• [What the exercise asks]:
Return, word for word, the line that contains "Convert this screenshot" and every line after it through the end of the records.

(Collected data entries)
_ _ _ _

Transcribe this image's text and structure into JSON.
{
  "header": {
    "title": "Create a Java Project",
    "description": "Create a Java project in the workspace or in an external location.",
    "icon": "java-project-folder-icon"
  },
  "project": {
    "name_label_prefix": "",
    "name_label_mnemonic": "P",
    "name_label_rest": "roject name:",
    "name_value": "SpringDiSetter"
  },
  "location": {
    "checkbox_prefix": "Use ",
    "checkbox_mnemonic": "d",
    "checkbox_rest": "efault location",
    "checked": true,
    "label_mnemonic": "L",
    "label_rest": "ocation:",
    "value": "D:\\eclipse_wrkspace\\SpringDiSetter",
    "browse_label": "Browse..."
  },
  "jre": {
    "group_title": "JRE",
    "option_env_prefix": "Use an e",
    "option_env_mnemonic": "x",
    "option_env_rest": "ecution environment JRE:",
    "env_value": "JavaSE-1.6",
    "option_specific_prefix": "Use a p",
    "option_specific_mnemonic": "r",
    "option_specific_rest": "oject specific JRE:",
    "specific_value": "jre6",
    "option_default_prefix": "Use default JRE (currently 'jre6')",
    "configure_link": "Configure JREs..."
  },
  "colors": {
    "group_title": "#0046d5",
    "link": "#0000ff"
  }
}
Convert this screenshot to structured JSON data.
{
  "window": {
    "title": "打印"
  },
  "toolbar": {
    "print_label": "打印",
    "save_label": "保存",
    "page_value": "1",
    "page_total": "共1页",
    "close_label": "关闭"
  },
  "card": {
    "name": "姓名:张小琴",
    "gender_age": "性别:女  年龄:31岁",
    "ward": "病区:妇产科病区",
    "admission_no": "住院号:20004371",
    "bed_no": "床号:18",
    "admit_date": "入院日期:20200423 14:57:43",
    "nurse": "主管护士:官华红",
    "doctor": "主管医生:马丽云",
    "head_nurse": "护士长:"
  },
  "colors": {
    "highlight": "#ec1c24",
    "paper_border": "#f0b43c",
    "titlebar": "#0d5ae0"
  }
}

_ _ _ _

• [Final answer]:
Convert this screenshot to structured JSON data.
{
  "window": {
    "title": "打印"
  },
  "toolbar": {
    "print_label": "打印",
    "save_label": "保存",
    "page_value": "1",
    "page_total": "共1页",
    "close_label": "关闭"
  },
  "card": {
    "name": "姓名:张小琴",
    "gender_age": "性别:女  年龄:31岁",
    "ward": "病区:妇产科病区",
    "admission_no": "住院号:20004371",
    "bed_no": "床号:18",
    "admit_date": "入院日期:20200423 14:57:43",
    "nurse": "主管护士:官华红",
    "doctor": "主管医生:马丽云",
    "head_nurse": "护士长:"
  },
  "colors": {
    "highlight": "#ec1c24",
    "paper_border": "#f0b43c",
    "titlebar": "#0d5ae0"
  }
}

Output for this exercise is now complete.